The Trial of Moses Fleetwood Walker, Black Ensemble Theater through March 15: The first straight play presented at BET after nearly twenty years of musical bio-plays (about Jackie Wilson, Nina Simone, Marvin Gaye, and many others) is a fact-based courtroom drama about Walker, an African-American whose professional baseball career pre-dated that of Jackie Robinson by more than 50 years. In 1891 Walker, also a college-educated inventor and businessman, was accused of murdering a white man—and any Northerners who’d like to plume themselves on our lack of racism will get a rude shock as first-time playwright Ervin Gardner takes us through the hero’s trial in Syracuse, New York, featuring dismissive prosecutors, lying witnesses and observers with their own prejudices. The decision to address the audience as the jury is a flattering as well as an engaging one, but the indictment of America at large can’t be escaped. Director Jackie Taylor gets good performances out of her enormous cast (19 people playing 24 characters with the aid of facial hair generously applied), particularly Andre Teamer as Walker, struggling to retain his dignity as well as his life in the face of crushing opposition, and Nick Ferrin as his bulldog of a defense lawyer.

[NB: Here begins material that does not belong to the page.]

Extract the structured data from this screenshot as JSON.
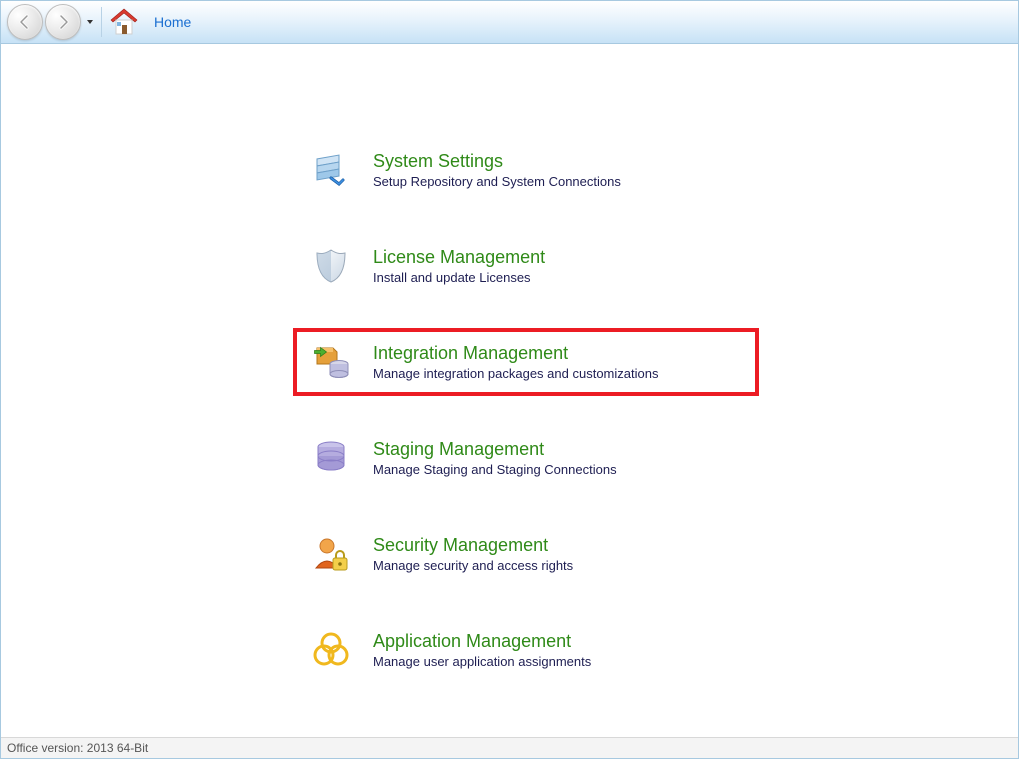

The play is serviceable rather than brilliant, but the production (including film-style underscoring composed by the protean Taylor) will hold your attention and command your loyalties.